In Topic this term we have started to look at famous women of the world. We have learnt about Mary Seacole, Florence Nightingale, Edith Cavell and Jennifer Worth and the amazing things that they have achieved in their lifetimes. We had fun role-playing hospitals and bandaging each other!
For the last 2 weeks we have been learning about Remembrance and what it means. We have researched the meaning behind the different coloured poppies that we wear and why we wear them. We have made poppies out of clay and painted them. We have also read Captain Sir Tom Moore’s book, ‘One Hundred Steps’ … Continue reading
In remembrance of all the soldiers that have fought in wars, Owls made poppies. We coloured them in, cut out the pieces then assembled them using a split pin. They are now on display in our classroom. We learnt about the Road of Remembrance in Folkestone and all the poppies there.
Year 6 finished their Ancient Greek day with a slightly modern twist and learnt a version of The Zorba. They put in a lot of hard work to co- ordinate the direction and pace! The children were a little disappointed we couldn’t smash any plates, however we hope you enjoy this video as much as … Continue reading
Today was Ancient Greek Day in Yr.6! We started the day off with an art lesson based on Greek pottery and designed and decorated our own pots. We looked at the traditional Greek geometric patterns and stories on the pots and tried to re create this. We planted some mint and oregano seeds in them … Continue reading
In worship this week, we have been thinking about perseverance and resilience. As it is also black history month Yr.6 looked at some of the amazing people who have stood up for the rights of black people throughout history. We decided that all of these people showed amazing perseverance and resilience in spite of persecution. … Continue reading
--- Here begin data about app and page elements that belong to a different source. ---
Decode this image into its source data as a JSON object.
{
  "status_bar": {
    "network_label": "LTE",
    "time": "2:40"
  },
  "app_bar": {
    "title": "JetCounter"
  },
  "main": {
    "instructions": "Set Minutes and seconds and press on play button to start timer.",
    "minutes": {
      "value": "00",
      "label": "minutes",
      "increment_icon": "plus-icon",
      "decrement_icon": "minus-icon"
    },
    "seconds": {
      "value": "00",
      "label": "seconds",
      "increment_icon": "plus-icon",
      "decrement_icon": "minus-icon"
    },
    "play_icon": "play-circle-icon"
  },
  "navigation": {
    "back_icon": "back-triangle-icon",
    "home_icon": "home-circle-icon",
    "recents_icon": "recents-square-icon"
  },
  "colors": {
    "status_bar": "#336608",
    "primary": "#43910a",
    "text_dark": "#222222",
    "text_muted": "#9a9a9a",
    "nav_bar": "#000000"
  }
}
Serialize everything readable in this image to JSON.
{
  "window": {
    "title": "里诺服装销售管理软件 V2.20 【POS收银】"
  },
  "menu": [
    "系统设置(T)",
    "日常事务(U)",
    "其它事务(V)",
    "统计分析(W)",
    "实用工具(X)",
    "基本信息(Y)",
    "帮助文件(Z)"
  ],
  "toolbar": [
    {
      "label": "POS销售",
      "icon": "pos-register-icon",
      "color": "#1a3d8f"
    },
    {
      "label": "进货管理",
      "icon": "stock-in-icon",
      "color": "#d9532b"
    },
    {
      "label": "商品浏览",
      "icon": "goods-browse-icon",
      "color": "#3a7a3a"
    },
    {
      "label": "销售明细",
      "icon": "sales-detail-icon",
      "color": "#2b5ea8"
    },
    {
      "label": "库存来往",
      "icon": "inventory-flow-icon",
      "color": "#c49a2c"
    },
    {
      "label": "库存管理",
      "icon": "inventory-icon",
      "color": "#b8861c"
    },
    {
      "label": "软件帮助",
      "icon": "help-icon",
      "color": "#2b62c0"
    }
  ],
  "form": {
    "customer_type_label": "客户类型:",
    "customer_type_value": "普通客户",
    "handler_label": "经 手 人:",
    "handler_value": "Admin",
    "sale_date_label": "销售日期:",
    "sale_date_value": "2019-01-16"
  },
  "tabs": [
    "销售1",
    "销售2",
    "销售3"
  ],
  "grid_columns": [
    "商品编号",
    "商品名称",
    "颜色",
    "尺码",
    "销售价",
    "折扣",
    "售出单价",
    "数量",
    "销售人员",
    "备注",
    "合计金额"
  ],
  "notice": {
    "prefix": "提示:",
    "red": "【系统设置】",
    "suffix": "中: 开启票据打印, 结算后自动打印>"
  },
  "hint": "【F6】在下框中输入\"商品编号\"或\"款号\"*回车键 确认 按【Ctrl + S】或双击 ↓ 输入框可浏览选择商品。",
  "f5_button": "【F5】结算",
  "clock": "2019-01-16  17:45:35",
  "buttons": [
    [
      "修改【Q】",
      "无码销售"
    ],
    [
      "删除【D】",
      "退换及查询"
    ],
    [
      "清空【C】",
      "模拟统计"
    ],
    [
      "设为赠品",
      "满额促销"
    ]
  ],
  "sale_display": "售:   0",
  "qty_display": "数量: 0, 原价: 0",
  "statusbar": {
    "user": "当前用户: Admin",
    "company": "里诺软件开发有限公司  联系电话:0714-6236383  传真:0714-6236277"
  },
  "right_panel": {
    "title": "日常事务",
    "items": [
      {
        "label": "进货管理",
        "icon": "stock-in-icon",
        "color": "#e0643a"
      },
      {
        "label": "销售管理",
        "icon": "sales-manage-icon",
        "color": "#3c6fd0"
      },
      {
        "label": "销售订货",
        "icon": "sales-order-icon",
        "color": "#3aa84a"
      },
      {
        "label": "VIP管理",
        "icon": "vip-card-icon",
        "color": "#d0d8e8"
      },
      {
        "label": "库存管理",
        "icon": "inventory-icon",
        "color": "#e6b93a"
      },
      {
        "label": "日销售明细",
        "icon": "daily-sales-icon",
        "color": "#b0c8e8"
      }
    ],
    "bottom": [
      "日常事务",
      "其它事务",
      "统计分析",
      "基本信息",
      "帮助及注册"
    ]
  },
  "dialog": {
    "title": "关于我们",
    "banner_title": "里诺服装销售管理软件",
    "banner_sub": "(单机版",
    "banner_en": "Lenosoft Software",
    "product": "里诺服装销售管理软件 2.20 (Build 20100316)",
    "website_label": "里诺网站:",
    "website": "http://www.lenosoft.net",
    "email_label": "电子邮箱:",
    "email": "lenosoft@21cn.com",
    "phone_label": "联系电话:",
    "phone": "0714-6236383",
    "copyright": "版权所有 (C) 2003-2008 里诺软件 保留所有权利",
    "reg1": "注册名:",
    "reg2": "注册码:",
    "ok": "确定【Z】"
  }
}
This afternoon Class 5 took a walk around Folkestone looking for Victorian buildings and structures. We found many along the Leas including the Metropole (building started 1895) and The Grand (1899). We saw the iconic Folkestone Leas Lift from the top and bottom but saw no sign of the Victoria Pier (as we expected). It … Continue reading